The same way you put weapons elevators in a warship
The US Navy has lots of very large boats that use elevators. Of specific interest are the weapons elevators on aircraft carriers, since these have many things in common with the elevators you are interested in: they must be fire-resistant, watertight, they are large (about 40 foot vertically) and high capacity (must carry several thousand pounds of explosives).
Regarding the safety considerations, weapons elevators in particular are heavily studied due to some unfortunate incidents in the history modern naval warfare. During the Battle of Jutland, the British battlecruisers Indefatigable and Queen Mary were both 'one-shot' due to design flaws in the turret magazines' powder handling systems. In WWII the US Battleship Arizona suffered a similar fate, though due more to bad luck than design problems.
Navy elevators are not self propelled
Here is (an old version) of the Navy's elevator bible, NSTM 772. On page
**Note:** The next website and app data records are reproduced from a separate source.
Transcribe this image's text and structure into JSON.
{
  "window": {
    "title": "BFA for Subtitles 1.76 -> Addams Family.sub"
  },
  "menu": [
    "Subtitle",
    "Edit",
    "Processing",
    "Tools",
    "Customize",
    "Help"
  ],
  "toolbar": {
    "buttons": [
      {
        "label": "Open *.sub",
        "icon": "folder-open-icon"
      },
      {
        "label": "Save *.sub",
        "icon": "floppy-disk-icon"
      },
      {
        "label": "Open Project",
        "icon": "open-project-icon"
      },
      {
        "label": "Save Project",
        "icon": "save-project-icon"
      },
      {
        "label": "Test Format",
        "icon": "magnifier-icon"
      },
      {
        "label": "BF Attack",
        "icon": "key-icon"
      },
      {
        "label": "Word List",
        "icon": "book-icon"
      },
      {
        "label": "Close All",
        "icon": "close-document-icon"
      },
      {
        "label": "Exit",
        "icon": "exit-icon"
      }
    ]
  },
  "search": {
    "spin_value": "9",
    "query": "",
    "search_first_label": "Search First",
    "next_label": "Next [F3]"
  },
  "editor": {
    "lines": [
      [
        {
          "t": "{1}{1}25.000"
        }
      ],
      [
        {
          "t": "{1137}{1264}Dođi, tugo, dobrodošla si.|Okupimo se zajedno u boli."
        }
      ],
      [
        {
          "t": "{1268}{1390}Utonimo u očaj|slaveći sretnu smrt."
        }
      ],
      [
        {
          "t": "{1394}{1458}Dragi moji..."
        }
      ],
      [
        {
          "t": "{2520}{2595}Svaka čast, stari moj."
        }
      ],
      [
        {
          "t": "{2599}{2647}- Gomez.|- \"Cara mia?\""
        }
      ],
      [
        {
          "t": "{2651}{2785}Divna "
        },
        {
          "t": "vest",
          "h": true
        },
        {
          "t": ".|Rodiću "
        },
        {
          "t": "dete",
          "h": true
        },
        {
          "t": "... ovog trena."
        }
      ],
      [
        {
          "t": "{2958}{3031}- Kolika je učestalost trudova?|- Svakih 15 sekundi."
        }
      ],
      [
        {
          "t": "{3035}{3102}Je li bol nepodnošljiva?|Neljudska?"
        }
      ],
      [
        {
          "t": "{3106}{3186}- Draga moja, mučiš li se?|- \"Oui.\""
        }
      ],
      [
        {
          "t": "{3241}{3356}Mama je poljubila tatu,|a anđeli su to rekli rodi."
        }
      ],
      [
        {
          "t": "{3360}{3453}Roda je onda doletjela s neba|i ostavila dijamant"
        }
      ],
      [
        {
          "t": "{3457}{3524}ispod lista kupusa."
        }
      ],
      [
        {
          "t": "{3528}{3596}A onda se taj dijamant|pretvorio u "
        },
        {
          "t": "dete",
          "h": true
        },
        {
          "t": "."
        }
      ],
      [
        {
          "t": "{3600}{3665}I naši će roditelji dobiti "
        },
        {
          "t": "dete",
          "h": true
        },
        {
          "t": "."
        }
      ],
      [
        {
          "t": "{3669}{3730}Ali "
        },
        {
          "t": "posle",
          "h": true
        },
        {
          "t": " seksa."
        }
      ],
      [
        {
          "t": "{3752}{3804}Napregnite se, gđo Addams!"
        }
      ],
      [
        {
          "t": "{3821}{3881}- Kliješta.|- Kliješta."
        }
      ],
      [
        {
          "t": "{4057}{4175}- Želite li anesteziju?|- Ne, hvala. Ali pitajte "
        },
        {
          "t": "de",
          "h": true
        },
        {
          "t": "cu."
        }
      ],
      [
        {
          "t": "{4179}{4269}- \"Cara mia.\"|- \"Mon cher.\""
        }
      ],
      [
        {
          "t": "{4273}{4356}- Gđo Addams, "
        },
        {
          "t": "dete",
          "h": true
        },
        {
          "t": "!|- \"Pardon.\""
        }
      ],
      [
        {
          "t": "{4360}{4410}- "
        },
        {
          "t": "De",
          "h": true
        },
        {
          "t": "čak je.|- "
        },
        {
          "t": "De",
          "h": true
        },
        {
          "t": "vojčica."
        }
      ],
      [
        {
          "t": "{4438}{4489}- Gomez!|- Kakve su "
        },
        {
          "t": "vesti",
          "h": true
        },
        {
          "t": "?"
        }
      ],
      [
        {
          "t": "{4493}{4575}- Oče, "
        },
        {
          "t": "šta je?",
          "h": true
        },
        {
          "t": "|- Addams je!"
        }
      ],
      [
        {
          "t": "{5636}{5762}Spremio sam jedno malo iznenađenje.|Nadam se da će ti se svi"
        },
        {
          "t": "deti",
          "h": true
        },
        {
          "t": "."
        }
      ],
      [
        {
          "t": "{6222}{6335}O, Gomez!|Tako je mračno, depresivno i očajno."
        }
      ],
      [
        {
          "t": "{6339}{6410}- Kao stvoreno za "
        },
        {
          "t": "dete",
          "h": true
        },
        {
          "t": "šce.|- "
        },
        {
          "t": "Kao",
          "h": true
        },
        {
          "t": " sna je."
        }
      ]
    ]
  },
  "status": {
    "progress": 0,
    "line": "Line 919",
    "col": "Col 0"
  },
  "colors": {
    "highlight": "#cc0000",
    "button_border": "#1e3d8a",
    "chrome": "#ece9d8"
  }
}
772-7, the three types of elevator are discussed, electromechanical wire rope (which is basically the elevator you run into in buildings), screw type, and electrohydraulic ram. Generally, screw type elevators only go a short distance, and the very large aircraft elevators are hydraulic. Most cargo and weapons elevators are wire rope. Examples can be seen on pages 772-9 and 772-10.
Weapons elevator shafts are considered as one integral space
When a ship goes to general quarters, that is, it is preparing to enter combat, many fittings on the ship are closed to increase watertight integrity. Some elevators (such as dumbwaiters for food) are in this category. However weapons elevators are not. They must remain open and usable in battle.
The entire shaft is thus considered one integral space. If that space is lost to flooding or fire, the entire space is lost. This requires some engineering knowledge to be applied. For the Navy warship, flooding an elevator must not create deleterious buoyancy conditions (i.e. causing the ship to capsize or sink). Generally, over 50% of a Navy ship's spaces must flood for it to capsize or sink, by design. An analogue on a space station would be that the decompression of an elevator shaft should not do unusual things to the stations rotation or orbit.
Access Points must be engineered to control damage
All access points to a wet Navy elevator space are fitted with watertight and fireproof hatches, so that in the event that the space is lost, it can be completely sealed up. These hatches can have significant engineering aspects of their own, as shown in the diagrams on 772-22 and 772-23. Navy doors are counter weighted so they can be closed against over-pressure inside the elevator shaft (i.e. flooding). In space, they would have to be designed to close against under-pressure in the shaft (i.e. vacuum).
While under normal operation most elevator doors (which are very large and heavy) are hydraulically or pneumatically operated, in emergency there is a way to manually operate all the doors as well. However, it is also worth pointing out that critical systems such as these will have their own independent hydraulic/pneumatic systems to help them survive potential loss of power to the ship. For example, manually closing a big door can be done by manually cranking a hydraulic pump, or by opening a valve from an emergency high pressure air tank that blows the pneumatic door shut.
Just as a side note, if a elevator shaft is on fire in a space station, and the shaft is designed to be sealed in vacuum, then sealing that shaft and emptying the air to vacuum is a great way to put out the fire.
Your elevators are not too much different from the ones that already exist on large warships like aircraft carriers. Your elevators certainly can still be wire rope driven, as long as the shaft is protected as one integral space. That means there are quick and effective ways to manually seal all the openings into the shaft against fire and vacuum, but that there are no internal barriers that seal inside the shaft.
To add to the realism, it is worth pointing out that Navy ships practice sealing off various spaces on a weekly and monthly basis, so that the people on board know what to do in case of an emergency. If I was a space station administrator, I'd want to make sure the station residents knew how to seal up the station in case of fire/terrorist/meteorites on at least a yearly basis. Damage control drills can be fun plot points...and foreshadowing!